### Aim of the exercise
Whenever the word "Node" turns up in a line of the data below, copy that line.
□ □ □ □ □ □ □
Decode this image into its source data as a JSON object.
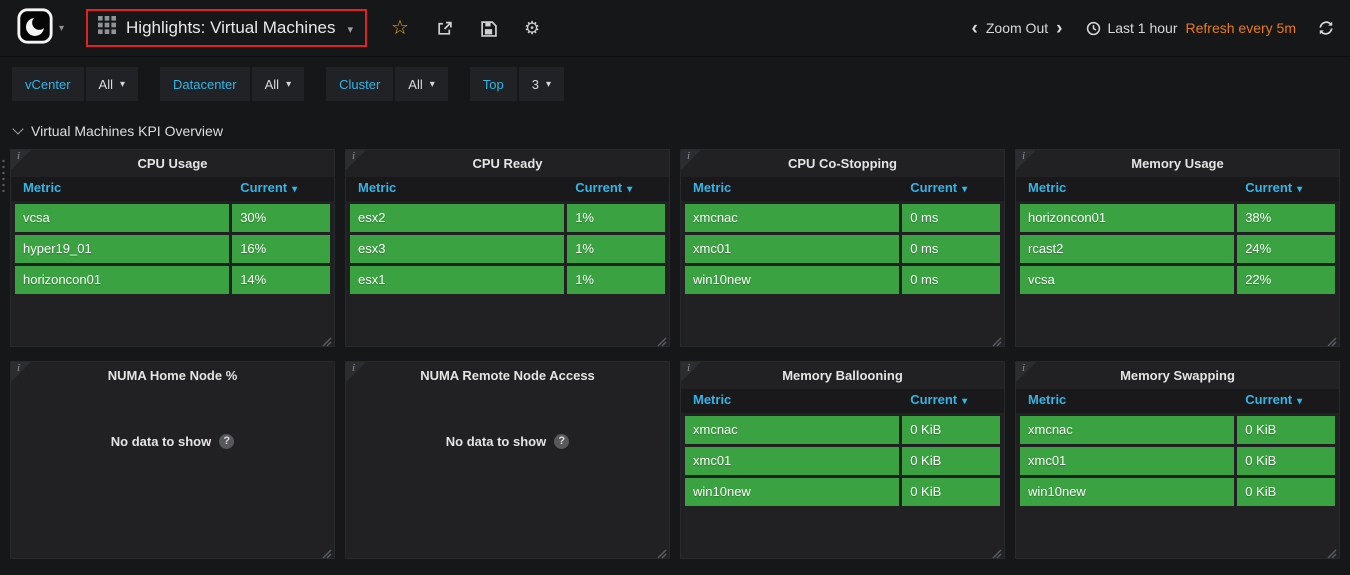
{
  "colors": {
    "green": "#3aa241",
    "blue": "#33b5e5",
    "orange": "#eb7b18",
    "red": "#e02222"
  },
  "icons": {
    "star": "☆",
    "gear": "⚙",
    "caret_down": "▾",
    "chevron_left": "‹",
    "chevron_right": "›",
    "info": "i",
    "question": "?"
  },
  "navbar": {
    "title": "Highlights: Virtual Machines",
    "zoom_out_label": "Zoom Out",
    "time_range_label": "Last 1 hour",
    "refresh_label": "Refresh every 5m"
  },
  "filters": [
    {
      "label": "vCenter",
      "value": "All"
    },
    {
      "label": "Datacenter",
      "value": "All"
    },
    {
      "label": "Cluster",
      "value": "All"
    },
    {
      "label": "Top",
      "value": "3"
    }
  ],
  "row_section": {
    "title": "Virtual Machines KPI Overview"
  },
  "table_columns": {
    "metric": "Metric",
    "current": "Current"
  },
  "no_data_label": "No data to show",
  "panels": [
    {
      "title": "CPU Usage",
      "rows": [
        [
          "vcsa",
          "30%"
        ],
        [
          "hyper19_01",
          "16%"
        ],
        [
          "horizoncon01",
          "14%"
        ]
      ]
    },
    {
      "title": "CPU Ready",
      "rows": [
        [
          "esx2",
          "1%"
        ],
        [
          "esx3",
          "1%"
        ],
        [
          "esx1",
          "1%"
        ]
      ]
    },
    {
      "title": "CPU Co-Stopping",
      "rows": [
        [
          "xmcnac",
          "0 ms"
        ],
        [
          "xmc01",
          "0 ms"
        ],
        [
          "win10new",
          "0 ms"
        ]
      ]
    },
    {
      "title": "Memory Usage",
      "rows": [
        [
          "horizoncon01",
          "38%"
        ],
        [
          "rcast2",
          "24%"
        ],
        [
          "vcsa",
          "22%"
        ]
      ]
    },
    {
      "title": "NUMA Home Node %",
      "no_data": true
    },
    {
      "title": "NUMA Remote Node Access",
      "no_data": true
    },
    {
      "title": "Memory Ballooning",
      "rows": [
        [
          "xmcnac",
          "0 KiB"
        ],
        [
          "xmc01",
          "0 KiB"
        ],
        [
          "win10new",
          "0 KiB"
        ]
      ]
    },
    {
      "title": "Memory Swapping",
      "rows": [
        [
          "xmcnac",
          "0 KiB"
        ],
        [
          "xmc01",
          "0 KiB"
        ],
        [
          "win10new",
          "0 KiB"
        ]
      ]
    }
  ]
}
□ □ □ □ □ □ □
### Task answer
      "title": "NUMA Home Node %",
      "title": "NUMA Remote Node Access",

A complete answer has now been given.